- What the task requires: The result should be all the records, exact and complete, without a single picture.

───── The data ─────

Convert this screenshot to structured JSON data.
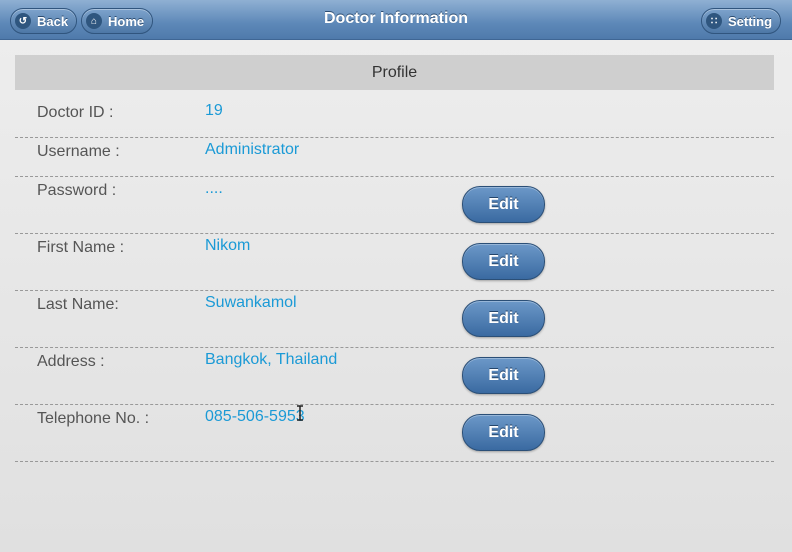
{
  "header": {
    "back_label": "Back",
    "home_label": "Home",
    "title": "Doctor Information",
    "setting_label": "Setting"
  },
  "profile": {
    "section_title": "Profile",
    "fields": [
      {
        "label": "Doctor ID :",
        "value": "19"
      },
      {
        "label": "Username :",
        "value": "Administrator"
      },
      {
        "label": "Password :",
        "value": "...."
      },
      {
        "label": "First Name :",
        "value": "Nikom"
      },
      {
        "label": "Last Name:",
        "value": "Suwankamol"
      },
      {
        "label": "Address :",
        "value": "Bangkok, Thailand"
      },
      {
        "label": "Telephone No. :",
        "value": "085-506-5953"
      }
    ],
    "edit_label": "Edit"
  },
  "icons": {
    "back": "back-arrow-icon",
    "home": "home-icon",
    "setting": "grid-icon"
  }
}
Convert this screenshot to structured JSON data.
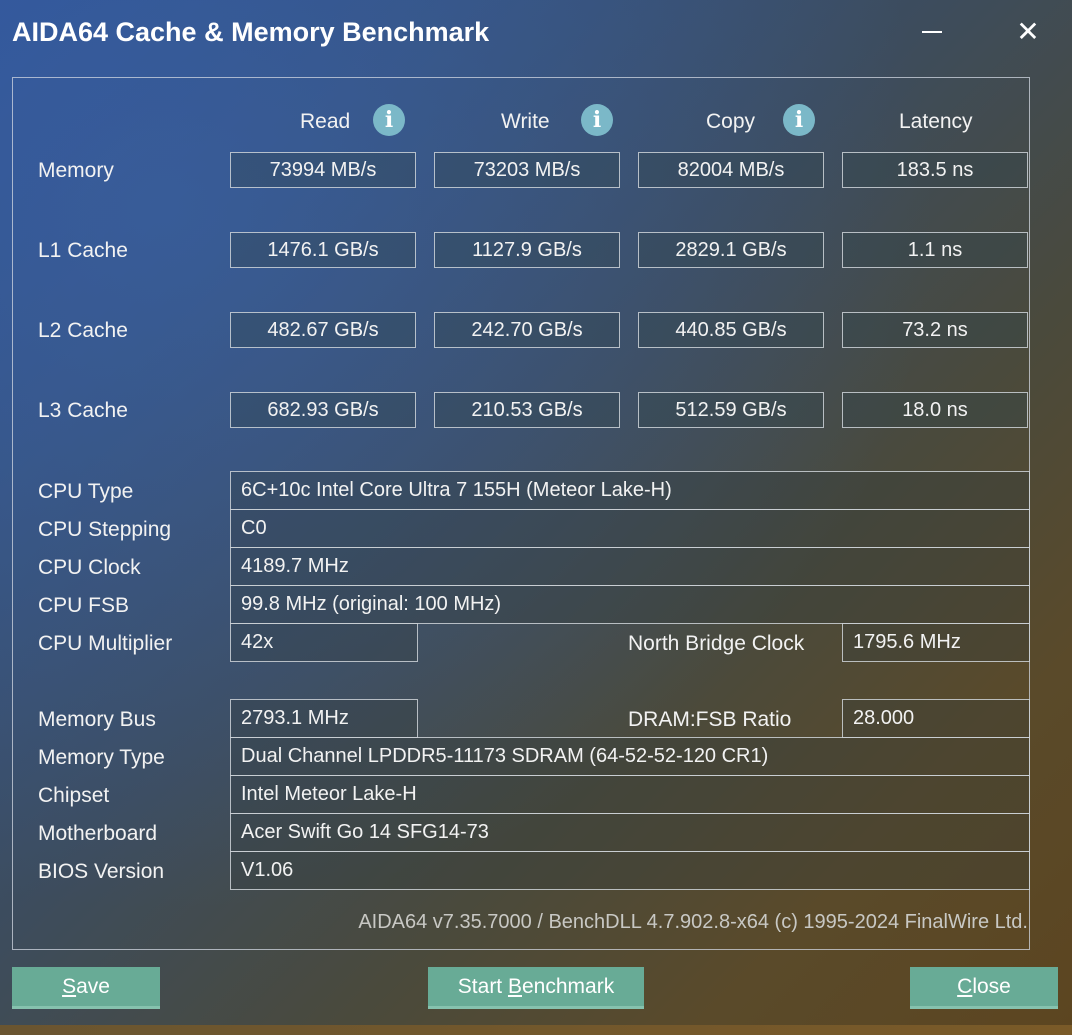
{
  "window": {
    "title": "AIDA64 Cache & Memory Benchmark",
    "minimize_icon": "minimize-icon",
    "close_icon": "close-icon",
    "close_glyph": "✕"
  },
  "columns": {
    "read": "Read",
    "write": "Write",
    "copy": "Copy",
    "latency": "Latency",
    "info_glyph": "i"
  },
  "benchmarks": [
    {
      "label": "Memory",
      "read": "73994 MB/s",
      "write": "73203 MB/s",
      "copy": "82004 MB/s",
      "latency": "183.5 ns"
    },
    {
      "label": "L1 Cache",
      "read": "1476.1 GB/s",
      "write": "1127.9 GB/s",
      "copy": "2829.1 GB/s",
      "latency": "1.1 ns"
    },
    {
      "label": "L2 Cache",
      "read": "482.67 GB/s",
      "write": "242.70 GB/s",
      "copy": "440.85 GB/s",
      "latency": "73.2 ns"
    },
    {
      "label": "L3 Cache",
      "read": "682.93 GB/s",
      "write": "210.53 GB/s",
      "copy": "512.59 GB/s",
      "latency": "18.0 ns"
    }
  ],
  "info": {
    "cpu_type": {
      "label": "CPU Type",
      "value": "6C+10c Intel Core Ultra 7 155H  (Meteor Lake-H)"
    },
    "cpu_stepping": {
      "label": "CPU Stepping",
      "value": "C0"
    },
    "cpu_clock": {
      "label": "CPU Clock",
      "value": "4189.7 MHz"
    },
    "cpu_fsb": {
      "label": "CPU FSB",
      "value": "99.8 MHz  (original: 100 MHz)"
    },
    "cpu_multiplier": {
      "label": "CPU Multiplier",
      "value": "42x"
    },
    "north_bridge_clock": {
      "label": "North Bridge Clock",
      "value": "1795.6 MHz"
    },
    "memory_bus": {
      "label": "Memory Bus",
      "value": "2793.1 MHz"
    },
    "dram_fsb_ratio": {
      "label": "DRAM:FSB Ratio",
      "value": "28.000"
    },
    "memory_type": {
      "label": "Memory Type",
      "value": "Dual Channel LPDDR5-11173 SDRAM  (64-52-52-120 CR1)"
    },
    "chipset": {
      "label": "Chipset",
      "value": "Intel Meteor Lake-H"
    },
    "motherboard": {
      "label": "Motherboard",
      "value": "Acer Swift Go 14 SFG14-73"
    },
    "bios_version": {
      "label": "BIOS Version",
      "value": "V1.06"
    }
  },
  "footer": {
    "version_text": "AIDA64 v7.35.7000 / BenchDLL 4.7.902.8-x64  (c) 1995-2024 FinalWire Ltd."
  },
  "buttons": {
    "save": {
      "accel": "S",
      "rest": "ave"
    },
    "start": {
      "pre": "Start ",
      "accel": "B",
      "rest": "enchmark"
    },
    "close": {
      "accel": "C",
      "rest": "lose"
    }
  },
  "colors": {
    "button_bg": "#68ab96",
    "info_icon": "#7bb8c8"
  }
}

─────

- Worked solution:
Convert this screenshot to structured JSON data.
{
  "header": {
    "back_label": "Back",
    "home_label": "Home",
    "title": "Doctor Information",
    "setting_label": "Setting"
  },
  "profile": {
    "section_title": "Profile",
    "fields": [
      {
        "label": "Doctor ID :",
        "value": "19"
      },
      {
        "label": "Username :",
        "value": "Administrator"
      },
      {
        "label": "Password :",
        "value": "...."
      },
      {
        "label": "First Name :",
        "value": "Nikom"
      },
      {
        "label": "Last Name:",
        "value": "Suwankamol"
      },
      {
        "label": "Address :",
        "value": "Bangkok, Thailand"
      },
      {
        "label": "Telephone No. :",
        "value": "085-506-5953"
      }
    ],
    "edit_label": "Edit"
  },
  "icons": {
    "back": "back-arrow-icon",
    "home": "home-icon",
    "setting": "grid-icon"
  }
}
Convert this screenshot to structured JSON data.
{
  "window": {
    "title": "AIDA64 Cache & Memory Benchmark",
    "minimize_icon": "minimize-icon",
    "close_icon": "close-icon",
    "close_glyph": "✕"
  },
  "columns": {
    "read": "Read",
    "write": "Write",
    "copy": "Copy",
    "latency": "Latency",
    "info_glyph": "i"
  },
  "benchmarks": [
    {
      "label": "Memory",
      "read": "73994 MB/s",
      "write": "73203 MB/s",
      "copy": "82004 MB/s",
      "latency": "183.5 ns"
    },
    {
      "label": "L1 Cache",
      "read": "1476.1 GB/s",
      "write": "1127.9 GB/s",
      "copy": "2829.1 GB/s",
      "latency": "1.1 ns"
    },
    {
      "label": "L2 Cache",
      "read": "482.67 GB/s",
      "write": "242.70 GB/s",
      "copy": "440.85 GB/s",
      "latency": "73.2 ns"
    },
    {
      "label": "L3 Cache",
      "read": "682.93 GB/s",
      "write": "210.53 GB/s",
      "copy": "512.59 GB/s",
      "latency": "18.0 ns"
    }
  ],
  "info": {
    "cpu_type": {
      "label": "CPU Type",
      "value": "6C+10c Intel Core Ultra 7 155H  (Meteor Lake-H)"
    },
    "cpu_stepping": {
      "label": "CPU Stepping",
      "value": "C0"
    },
    "cpu_clock": {
      "label": "CPU Clock",
      "value": "4189.7 MHz"
    },
    "cpu_fsb": {
      "label": "CPU FSB",
      "value": "99.8 MHz  (original: 100 MHz)"
    },
    "cpu_multiplier": {
      "label": "CPU Multiplier",
      "value": "42x"
    },
    "north_bridge_clock": {
      "label": "North Bridge Clock",
      "value": "1795.6 MHz"
    },
    "memory_bus": {
      "label": "Memory Bus",
      "value": "2793.1 MHz"
    },
    "dram_fsb_ratio": {
      "label": "DRAM:FSB Ratio",
      "value": "28.000"
    },
    "memory_type": {
      "label": "Memory Type",
      "value": "Dual Channel LPDDR5-11173 SDRAM  (64-52-52-120 CR1)"
    },
    "chipset": {
      "label": "Chipset",
      "value": "Intel Meteor Lake-H"
    },
    "motherboard": {
      "label": "Motherboard",
      "value": "Acer Swift Go 14 SFG14-73"
    },
    "bios_version": {
      "label": "BIOS Version",
      "value": "V1.06"
    }
  },
  "footer": {
    "version_text": "AIDA64 v7.35.7000 / BenchDLL 4.7.902.8-x64  (c) 1995-2024 FinalWire Ltd."
  },
  "buttons": {
    "save": {
      "accel": "S",
      "rest": "ave"
    },
    "start": {
      "pre": "Start ",
      "accel": "B",
      "rest": "enchmark"
    },
    "close": {
      "accel": "C",
      "rest": "lose"
    }
  },
  "colors": {
    "button_bg": "#68ab96",
    "info_icon": "#7bb8c8"
  }
}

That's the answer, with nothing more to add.